Task requirements: Go through the entries below and copy each line containing the word "mask".

•••••

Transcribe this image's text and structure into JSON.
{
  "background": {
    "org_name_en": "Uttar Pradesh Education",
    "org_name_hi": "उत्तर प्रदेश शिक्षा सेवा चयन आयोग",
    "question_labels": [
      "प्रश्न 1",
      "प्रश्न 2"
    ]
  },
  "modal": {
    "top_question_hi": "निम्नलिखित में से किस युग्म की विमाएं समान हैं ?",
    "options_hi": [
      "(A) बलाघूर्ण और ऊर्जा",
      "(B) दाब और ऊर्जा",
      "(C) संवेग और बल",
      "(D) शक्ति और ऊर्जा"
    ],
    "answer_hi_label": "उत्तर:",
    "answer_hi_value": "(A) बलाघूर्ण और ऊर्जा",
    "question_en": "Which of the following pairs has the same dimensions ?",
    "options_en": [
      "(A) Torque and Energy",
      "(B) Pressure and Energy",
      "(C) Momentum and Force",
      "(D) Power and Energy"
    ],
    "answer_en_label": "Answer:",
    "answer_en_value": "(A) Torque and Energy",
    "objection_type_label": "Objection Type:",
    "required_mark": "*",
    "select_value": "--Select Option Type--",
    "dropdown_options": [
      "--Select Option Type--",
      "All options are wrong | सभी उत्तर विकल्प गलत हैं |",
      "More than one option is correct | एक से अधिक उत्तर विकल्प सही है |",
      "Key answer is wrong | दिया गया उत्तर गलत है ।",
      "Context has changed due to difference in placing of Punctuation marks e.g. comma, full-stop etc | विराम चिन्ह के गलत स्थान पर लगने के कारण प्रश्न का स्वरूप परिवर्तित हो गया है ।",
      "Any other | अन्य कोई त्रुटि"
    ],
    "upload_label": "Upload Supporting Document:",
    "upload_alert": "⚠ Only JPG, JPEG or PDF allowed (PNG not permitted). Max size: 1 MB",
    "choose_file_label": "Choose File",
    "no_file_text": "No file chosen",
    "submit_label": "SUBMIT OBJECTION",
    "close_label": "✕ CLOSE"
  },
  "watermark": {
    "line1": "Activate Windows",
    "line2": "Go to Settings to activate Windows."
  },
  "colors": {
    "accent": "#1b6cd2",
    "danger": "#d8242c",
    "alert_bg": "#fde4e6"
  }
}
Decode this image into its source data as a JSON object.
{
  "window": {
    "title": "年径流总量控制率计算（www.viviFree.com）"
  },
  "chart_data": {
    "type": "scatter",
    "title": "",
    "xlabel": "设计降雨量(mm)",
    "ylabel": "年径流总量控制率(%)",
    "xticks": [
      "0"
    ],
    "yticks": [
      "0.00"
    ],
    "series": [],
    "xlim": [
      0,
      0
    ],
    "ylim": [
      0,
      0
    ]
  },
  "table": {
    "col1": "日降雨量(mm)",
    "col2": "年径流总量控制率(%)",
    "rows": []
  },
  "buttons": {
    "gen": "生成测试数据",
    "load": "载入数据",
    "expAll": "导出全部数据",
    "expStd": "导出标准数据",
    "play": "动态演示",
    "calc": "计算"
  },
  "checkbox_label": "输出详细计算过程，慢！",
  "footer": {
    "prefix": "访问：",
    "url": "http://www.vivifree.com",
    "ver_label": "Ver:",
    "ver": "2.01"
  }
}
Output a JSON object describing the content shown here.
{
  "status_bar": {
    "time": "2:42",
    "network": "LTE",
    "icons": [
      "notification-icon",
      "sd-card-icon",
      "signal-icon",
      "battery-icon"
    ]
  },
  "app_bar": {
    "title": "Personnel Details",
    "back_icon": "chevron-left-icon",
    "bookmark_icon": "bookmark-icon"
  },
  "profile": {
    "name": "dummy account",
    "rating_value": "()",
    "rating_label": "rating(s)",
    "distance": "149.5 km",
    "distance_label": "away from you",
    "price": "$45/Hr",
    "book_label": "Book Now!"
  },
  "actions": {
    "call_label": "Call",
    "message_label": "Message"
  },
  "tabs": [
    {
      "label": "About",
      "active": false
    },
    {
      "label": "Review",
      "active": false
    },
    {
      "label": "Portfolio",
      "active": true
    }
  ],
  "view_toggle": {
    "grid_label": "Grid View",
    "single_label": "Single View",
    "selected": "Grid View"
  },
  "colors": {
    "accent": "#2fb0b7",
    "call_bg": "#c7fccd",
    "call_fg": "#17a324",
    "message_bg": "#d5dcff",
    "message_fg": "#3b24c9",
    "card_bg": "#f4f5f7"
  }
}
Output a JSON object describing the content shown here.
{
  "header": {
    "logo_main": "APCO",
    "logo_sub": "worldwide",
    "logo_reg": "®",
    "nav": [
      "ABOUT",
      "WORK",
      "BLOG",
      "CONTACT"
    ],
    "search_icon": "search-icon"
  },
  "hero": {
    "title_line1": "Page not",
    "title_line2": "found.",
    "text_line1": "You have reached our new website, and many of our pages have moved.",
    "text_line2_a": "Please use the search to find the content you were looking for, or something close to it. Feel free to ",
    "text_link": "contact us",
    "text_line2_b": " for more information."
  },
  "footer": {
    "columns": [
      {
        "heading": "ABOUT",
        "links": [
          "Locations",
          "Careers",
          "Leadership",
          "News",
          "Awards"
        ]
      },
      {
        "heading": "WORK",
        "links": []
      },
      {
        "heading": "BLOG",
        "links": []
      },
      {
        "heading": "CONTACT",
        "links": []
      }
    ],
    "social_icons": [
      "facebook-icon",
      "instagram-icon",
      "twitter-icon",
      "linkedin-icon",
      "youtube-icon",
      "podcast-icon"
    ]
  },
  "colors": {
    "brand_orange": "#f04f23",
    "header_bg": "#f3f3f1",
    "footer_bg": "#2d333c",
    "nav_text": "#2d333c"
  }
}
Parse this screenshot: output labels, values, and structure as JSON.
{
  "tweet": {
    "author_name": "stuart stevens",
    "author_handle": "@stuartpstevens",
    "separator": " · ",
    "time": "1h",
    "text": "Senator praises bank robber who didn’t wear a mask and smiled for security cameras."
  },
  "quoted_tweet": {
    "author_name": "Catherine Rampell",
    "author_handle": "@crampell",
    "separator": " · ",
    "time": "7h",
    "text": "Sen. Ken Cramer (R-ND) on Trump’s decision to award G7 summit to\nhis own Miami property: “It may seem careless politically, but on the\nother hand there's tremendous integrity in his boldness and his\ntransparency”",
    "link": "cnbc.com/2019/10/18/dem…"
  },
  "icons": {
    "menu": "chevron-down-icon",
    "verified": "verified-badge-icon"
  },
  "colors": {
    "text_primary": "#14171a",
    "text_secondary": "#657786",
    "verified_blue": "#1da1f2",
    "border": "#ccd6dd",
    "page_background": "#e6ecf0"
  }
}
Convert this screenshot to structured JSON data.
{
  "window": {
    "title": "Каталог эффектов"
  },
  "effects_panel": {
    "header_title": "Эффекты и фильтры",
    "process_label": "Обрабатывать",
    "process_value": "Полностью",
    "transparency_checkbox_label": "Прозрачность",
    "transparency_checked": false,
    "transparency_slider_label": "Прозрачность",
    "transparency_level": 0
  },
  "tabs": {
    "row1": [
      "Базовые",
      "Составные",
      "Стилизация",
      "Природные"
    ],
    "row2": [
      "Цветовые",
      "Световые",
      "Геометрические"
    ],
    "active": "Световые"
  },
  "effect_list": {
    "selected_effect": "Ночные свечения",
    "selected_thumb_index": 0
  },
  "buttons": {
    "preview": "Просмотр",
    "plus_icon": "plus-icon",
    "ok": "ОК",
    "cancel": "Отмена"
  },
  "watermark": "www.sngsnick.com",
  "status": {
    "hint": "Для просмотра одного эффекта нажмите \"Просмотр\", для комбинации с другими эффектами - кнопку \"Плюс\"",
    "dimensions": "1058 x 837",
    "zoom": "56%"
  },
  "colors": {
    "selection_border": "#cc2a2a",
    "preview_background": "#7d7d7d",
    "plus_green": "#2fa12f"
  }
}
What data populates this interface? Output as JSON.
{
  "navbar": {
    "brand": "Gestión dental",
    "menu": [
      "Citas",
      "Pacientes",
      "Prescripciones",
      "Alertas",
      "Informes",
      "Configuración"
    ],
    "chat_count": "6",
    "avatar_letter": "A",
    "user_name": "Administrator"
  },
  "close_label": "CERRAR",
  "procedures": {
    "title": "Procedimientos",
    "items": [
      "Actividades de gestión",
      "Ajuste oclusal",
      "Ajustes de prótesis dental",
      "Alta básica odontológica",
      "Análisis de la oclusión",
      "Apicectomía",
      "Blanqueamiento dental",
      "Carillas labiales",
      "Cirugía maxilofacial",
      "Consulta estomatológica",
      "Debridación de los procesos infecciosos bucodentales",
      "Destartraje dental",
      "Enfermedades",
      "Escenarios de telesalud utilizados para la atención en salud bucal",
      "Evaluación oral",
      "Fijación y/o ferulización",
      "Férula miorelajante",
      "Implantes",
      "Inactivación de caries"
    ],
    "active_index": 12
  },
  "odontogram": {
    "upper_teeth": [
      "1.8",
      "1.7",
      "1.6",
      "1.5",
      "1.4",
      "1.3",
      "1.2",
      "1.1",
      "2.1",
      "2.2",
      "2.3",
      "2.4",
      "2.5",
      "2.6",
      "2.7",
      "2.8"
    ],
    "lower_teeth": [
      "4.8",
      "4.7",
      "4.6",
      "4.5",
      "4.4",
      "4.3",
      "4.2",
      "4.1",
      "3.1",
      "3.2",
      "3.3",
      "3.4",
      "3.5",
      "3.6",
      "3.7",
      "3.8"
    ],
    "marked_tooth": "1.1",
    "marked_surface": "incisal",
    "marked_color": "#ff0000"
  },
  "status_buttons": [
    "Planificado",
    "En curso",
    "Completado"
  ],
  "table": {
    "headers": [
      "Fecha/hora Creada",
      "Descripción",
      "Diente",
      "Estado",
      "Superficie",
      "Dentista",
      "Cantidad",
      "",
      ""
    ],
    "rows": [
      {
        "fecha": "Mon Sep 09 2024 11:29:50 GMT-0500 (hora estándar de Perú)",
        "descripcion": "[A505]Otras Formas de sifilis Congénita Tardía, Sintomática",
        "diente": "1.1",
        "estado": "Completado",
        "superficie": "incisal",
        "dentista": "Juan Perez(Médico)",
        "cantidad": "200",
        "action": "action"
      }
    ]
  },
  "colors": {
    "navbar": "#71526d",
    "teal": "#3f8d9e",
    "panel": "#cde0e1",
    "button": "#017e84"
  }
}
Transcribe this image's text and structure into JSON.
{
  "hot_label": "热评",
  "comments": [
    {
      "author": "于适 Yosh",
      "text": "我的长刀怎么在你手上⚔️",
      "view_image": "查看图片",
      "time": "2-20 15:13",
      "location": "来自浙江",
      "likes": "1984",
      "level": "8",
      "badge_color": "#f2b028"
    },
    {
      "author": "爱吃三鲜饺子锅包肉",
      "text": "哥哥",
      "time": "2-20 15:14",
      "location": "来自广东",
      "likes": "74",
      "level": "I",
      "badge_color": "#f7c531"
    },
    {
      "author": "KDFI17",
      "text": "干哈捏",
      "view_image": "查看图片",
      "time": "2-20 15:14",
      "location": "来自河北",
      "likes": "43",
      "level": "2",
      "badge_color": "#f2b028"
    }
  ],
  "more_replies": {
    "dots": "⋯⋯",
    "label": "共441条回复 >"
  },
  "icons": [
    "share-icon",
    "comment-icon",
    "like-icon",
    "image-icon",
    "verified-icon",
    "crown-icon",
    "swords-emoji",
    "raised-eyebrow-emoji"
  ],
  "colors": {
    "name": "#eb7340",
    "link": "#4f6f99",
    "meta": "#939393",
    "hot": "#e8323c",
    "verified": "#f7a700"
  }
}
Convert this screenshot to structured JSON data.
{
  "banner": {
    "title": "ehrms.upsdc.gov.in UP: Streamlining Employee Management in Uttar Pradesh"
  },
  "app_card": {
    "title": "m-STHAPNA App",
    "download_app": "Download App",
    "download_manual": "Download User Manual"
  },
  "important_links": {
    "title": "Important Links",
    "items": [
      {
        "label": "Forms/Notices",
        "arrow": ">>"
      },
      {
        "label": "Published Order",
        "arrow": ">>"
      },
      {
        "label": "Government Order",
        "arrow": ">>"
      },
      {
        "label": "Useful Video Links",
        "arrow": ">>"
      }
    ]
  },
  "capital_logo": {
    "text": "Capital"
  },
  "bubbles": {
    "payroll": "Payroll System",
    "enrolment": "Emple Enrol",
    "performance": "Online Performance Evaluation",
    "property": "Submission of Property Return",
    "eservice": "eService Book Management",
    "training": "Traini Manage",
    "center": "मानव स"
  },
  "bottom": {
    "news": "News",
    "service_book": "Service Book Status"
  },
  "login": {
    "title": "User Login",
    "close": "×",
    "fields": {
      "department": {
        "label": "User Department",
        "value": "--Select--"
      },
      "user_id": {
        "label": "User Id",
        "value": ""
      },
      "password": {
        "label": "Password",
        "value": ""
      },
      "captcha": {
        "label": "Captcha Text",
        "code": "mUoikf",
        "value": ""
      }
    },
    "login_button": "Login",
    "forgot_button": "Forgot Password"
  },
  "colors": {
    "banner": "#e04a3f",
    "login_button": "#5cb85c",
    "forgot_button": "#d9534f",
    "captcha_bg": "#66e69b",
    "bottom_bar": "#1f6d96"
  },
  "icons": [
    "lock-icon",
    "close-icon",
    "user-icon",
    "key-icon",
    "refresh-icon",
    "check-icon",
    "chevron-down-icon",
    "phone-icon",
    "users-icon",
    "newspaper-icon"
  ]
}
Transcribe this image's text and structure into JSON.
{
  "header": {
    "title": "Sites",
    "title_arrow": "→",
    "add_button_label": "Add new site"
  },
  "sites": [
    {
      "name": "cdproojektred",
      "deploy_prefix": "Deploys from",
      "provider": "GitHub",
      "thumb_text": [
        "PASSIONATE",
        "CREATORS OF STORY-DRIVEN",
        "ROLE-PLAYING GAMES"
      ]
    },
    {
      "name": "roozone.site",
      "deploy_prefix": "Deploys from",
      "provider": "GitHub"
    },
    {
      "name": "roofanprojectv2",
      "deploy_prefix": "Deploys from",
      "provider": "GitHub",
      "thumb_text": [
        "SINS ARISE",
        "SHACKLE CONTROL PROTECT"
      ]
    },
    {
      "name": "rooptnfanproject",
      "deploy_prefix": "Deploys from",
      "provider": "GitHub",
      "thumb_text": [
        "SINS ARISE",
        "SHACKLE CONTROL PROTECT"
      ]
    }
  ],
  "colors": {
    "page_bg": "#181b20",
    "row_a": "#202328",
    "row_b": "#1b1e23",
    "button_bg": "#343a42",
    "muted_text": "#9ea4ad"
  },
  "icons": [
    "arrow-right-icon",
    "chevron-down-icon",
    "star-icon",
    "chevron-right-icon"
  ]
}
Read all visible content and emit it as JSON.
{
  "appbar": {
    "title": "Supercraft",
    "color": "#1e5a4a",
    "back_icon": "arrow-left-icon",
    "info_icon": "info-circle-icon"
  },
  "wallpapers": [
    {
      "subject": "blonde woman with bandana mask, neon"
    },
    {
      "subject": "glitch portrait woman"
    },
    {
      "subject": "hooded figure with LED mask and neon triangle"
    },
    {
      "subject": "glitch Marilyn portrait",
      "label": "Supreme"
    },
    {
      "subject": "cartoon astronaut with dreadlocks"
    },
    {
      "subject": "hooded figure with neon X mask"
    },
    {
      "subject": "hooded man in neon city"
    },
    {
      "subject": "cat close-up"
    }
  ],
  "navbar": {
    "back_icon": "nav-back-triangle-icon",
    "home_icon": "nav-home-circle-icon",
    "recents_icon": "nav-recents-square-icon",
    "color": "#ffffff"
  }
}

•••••

Written reply:
    "text": "Senator praises bank robber who didn’t wear a mask and smiled for security cameras."
      "subject": "blonde woman with bandana mask, neon"
      "subject": "hooded figure with LED mask and neon triangle"
      "subject": "hooded figure with neon X mask"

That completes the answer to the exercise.